**Task statement**
Below is a listing to write out in full, exactly as given, without its pictures.

**Source material**
+ + + + +
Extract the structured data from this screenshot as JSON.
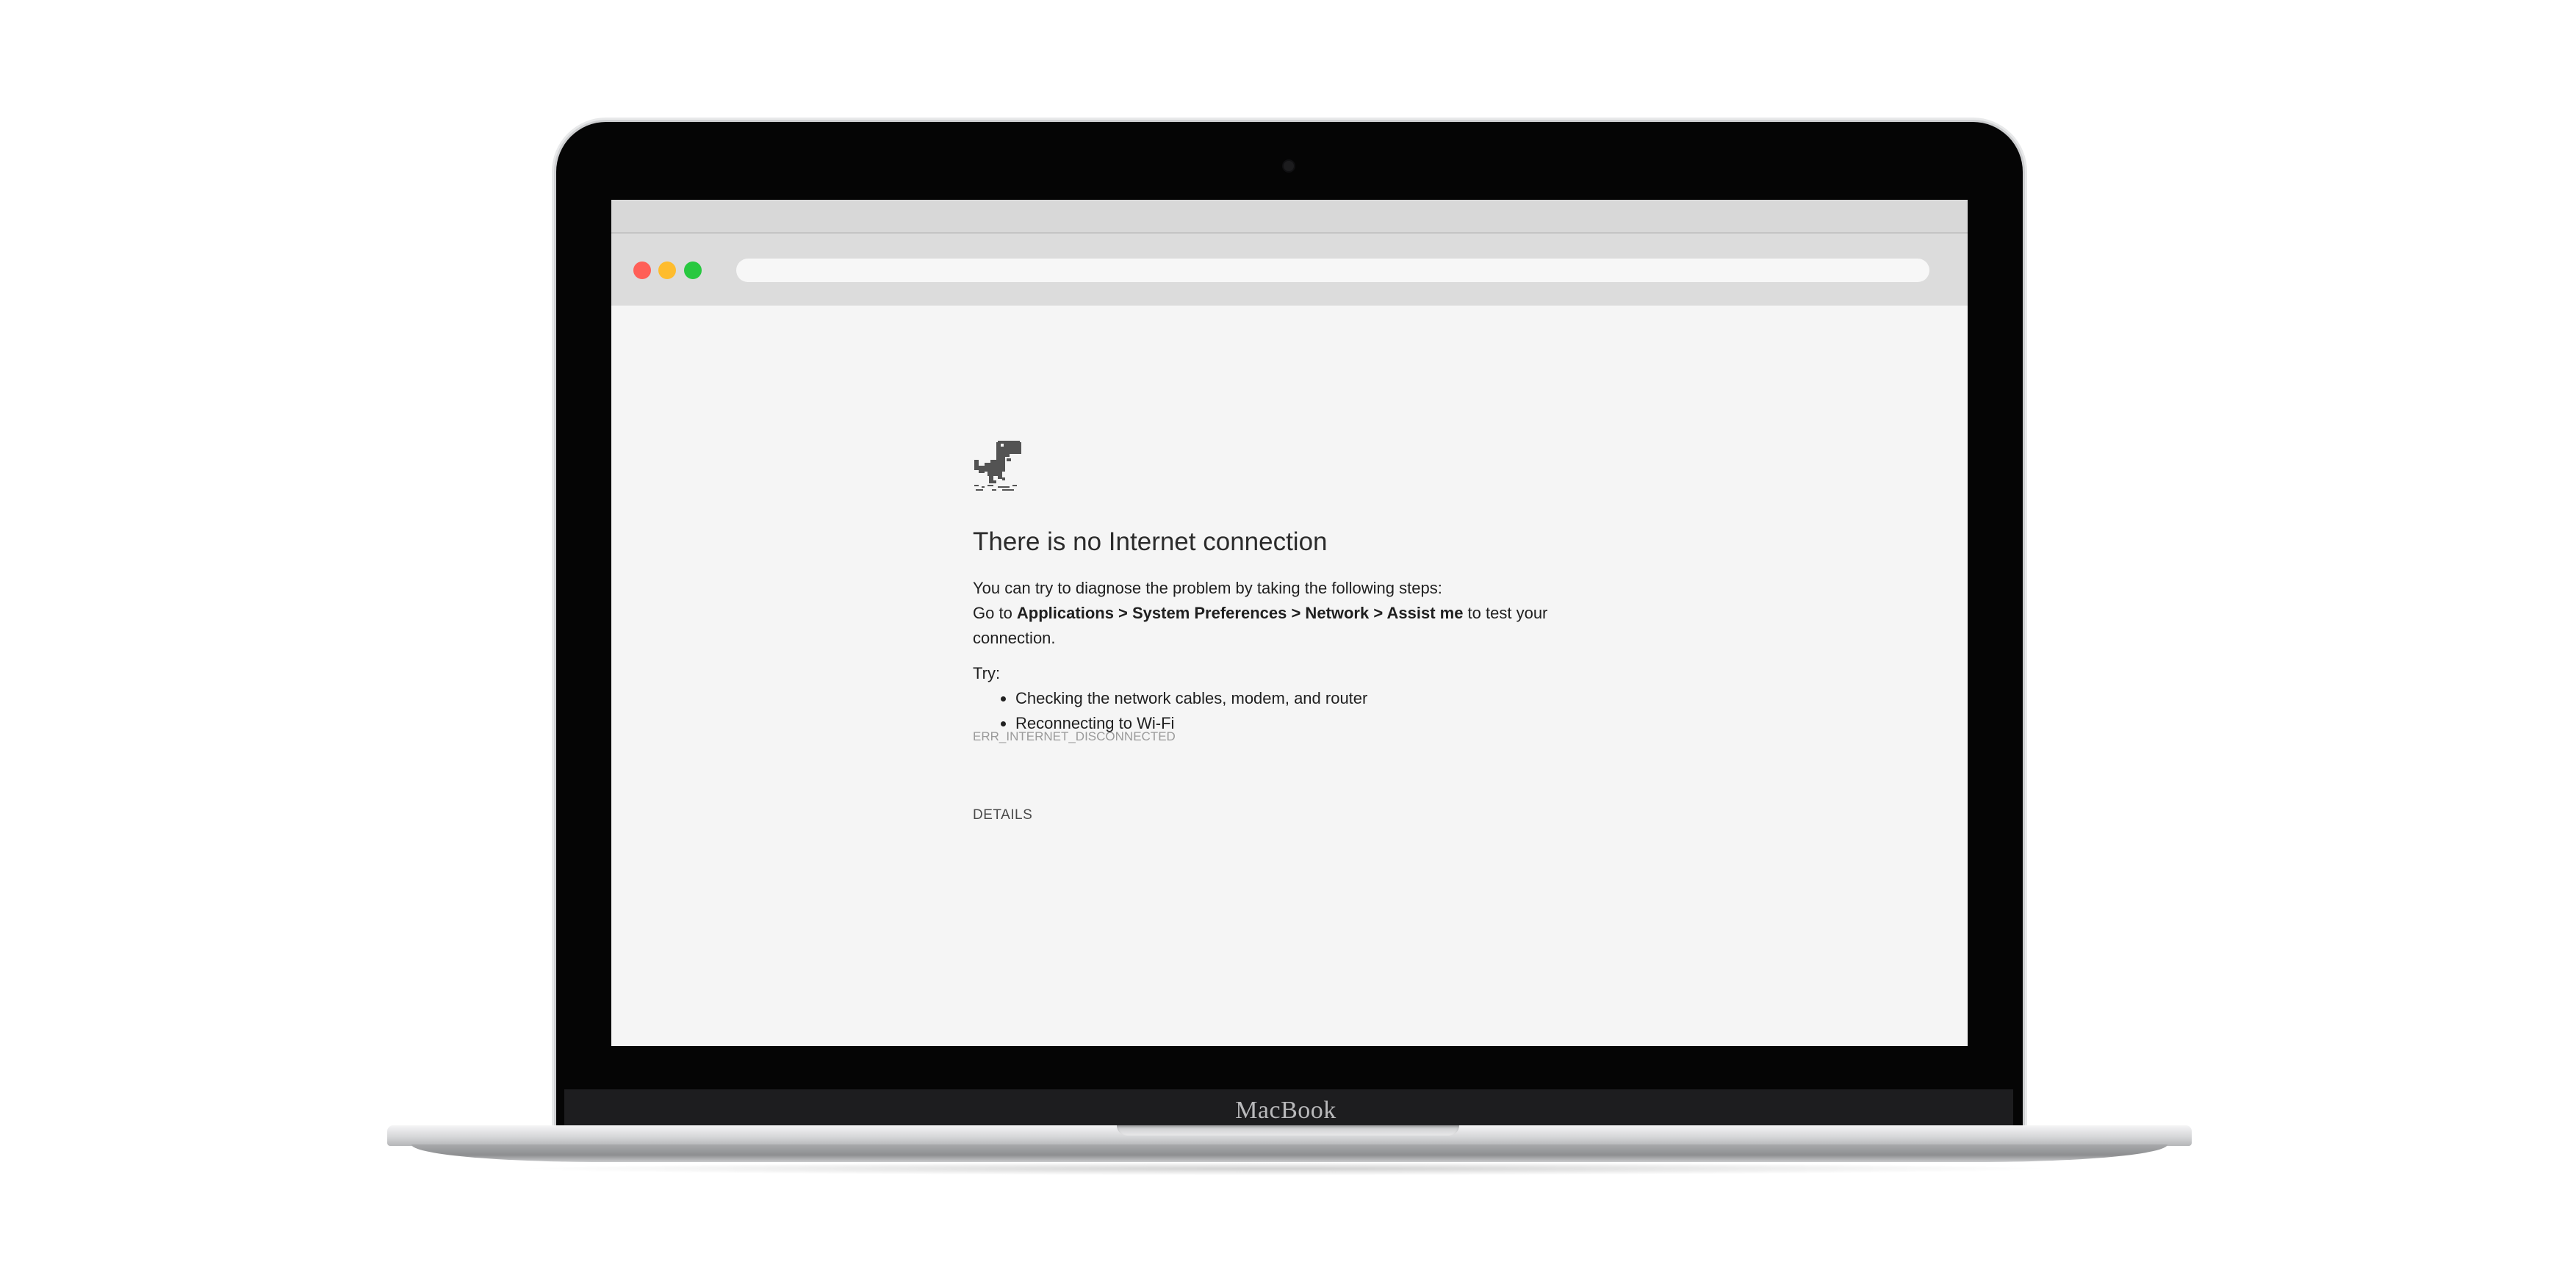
{
  "device": {
    "brand_label": "MacBook"
  },
  "browser": {
    "window_controls": [
      {
        "name": "close",
        "color": "#ff5f57"
      },
      {
        "name": "minimize",
        "color": "#febc2e"
      },
      {
        "name": "zoom",
        "color": "#28c840"
      }
    ],
    "address_bar": {
      "value": ""
    }
  },
  "error_page": {
    "icon": "offline-dinosaur-icon",
    "heading": "There is no Internet connection",
    "intro": "You can try to diagnose the problem by taking the following steps:",
    "steps_prefix": "Go to ",
    "steps_path": "Applications > System Preferences > Network > Assist me",
    "steps_suffix": " to test your connection.",
    "try_label": "Try:",
    "suggestions": [
      "Checking the network cables, modem, and router",
      "Reconnecting to Wi-Fi"
    ],
    "error_code": "ERR_INTERNET_DISCONNECTED",
    "details_button": "DETAILS"
  }
}
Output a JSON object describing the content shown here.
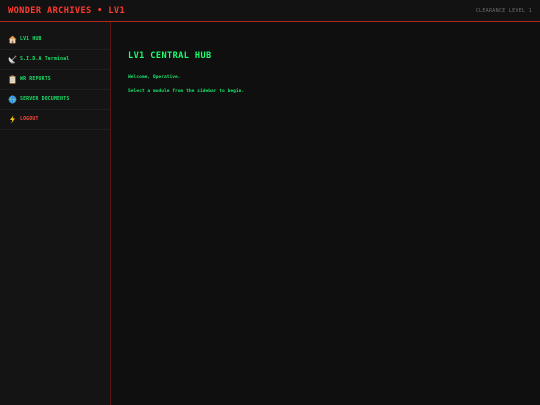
{
  "header": {
    "title": "WONDER ARCHIVES • LV1",
    "clearance": "CLEARANCE LEVEL 1"
  },
  "sidebar": {
    "items": [
      {
        "icon": "home-icon",
        "label": "LV1 HUB"
      },
      {
        "icon": "satellite-antenna-icon",
        "label": "S.I.D.A Terminal"
      },
      {
        "icon": "clipboard-icon",
        "label": "WR REPORTS"
      },
      {
        "icon": "globe-icon",
        "label": "SERVER DOCUMENTS"
      },
      {
        "icon": "lightning-icon",
        "label": "LOGOUT"
      }
    ]
  },
  "main": {
    "title": "LV1 CENTRAL HUB",
    "welcome": "Welcome, Operative.",
    "instruction": "Select a module from the sidebar to begin."
  },
  "colors": {
    "accent_red": "#ff3b30",
    "accent_green": "#1aff6e",
    "background": "#0e0e0e"
  }
}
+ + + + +
**Written answer**
Extract the structured data from this screenshot as JSON.
{
  "device": {
    "brand_label": "MacBook"
  },
  "browser": {
    "window_controls": [
      {
        "name": "close",
        "color": "#ff5f57"
      },
      {
        "name": "minimize",
        "color": "#febc2e"
      },
      {
        "name": "zoom",
        "color": "#28c840"
      }
    ],
    "address_bar": {
      "value": ""
    }
  },
  "error_page": {
    "icon": "offline-dinosaur-icon",
    "heading": "There is no Internet connection",
    "intro": "You can try to diagnose the problem by taking the following steps:",
    "steps_prefix": "Go to ",
    "steps_path": "Applications > System Preferences > Network > Assist me",
    "steps_suffix": " to test your connection.",
    "try_label": "Try:",
    "suggestions": [
      "Checking the network cables, modem, and router",
      "Reconnecting to Wi-Fi"
    ],
    "error_code": "ERR_INTERNET_DISCONNECTED",
    "details_button": "DETAILS"
  }
}
Output a JSON object describing the content shown here.
{
  "header": {
    "title": "WONDER ARCHIVES • LV1",
    "clearance": "CLEARANCE LEVEL 1"
  },
  "sidebar": {
    "items": [
      {
        "icon": "home-icon",
        "label": "LV1 HUB"
      },
      {
        "icon": "satellite-antenna-icon",
        "label": "S.I.D.A Terminal"
      },
      {
        "icon": "clipboard-icon",
        "label": "WR REPORTS"
      },
      {
        "icon": "globe-icon",
        "label": "SERVER DOCUMENTS"
      },
      {
        "icon": "lightning-icon",
        "label": "LOGOUT"
      }
    ]
  },
  "main": {
    "title": "LV1 CENTRAL HUB",
    "welcome": "Welcome, Operative.",
    "instruction": "Select a module from the sidebar to begin."
  },
  "colors": {
    "accent_red": "#ff3b30",
    "accent_green": "#1aff6e",
    "background": "#0e0e0e"
  }
}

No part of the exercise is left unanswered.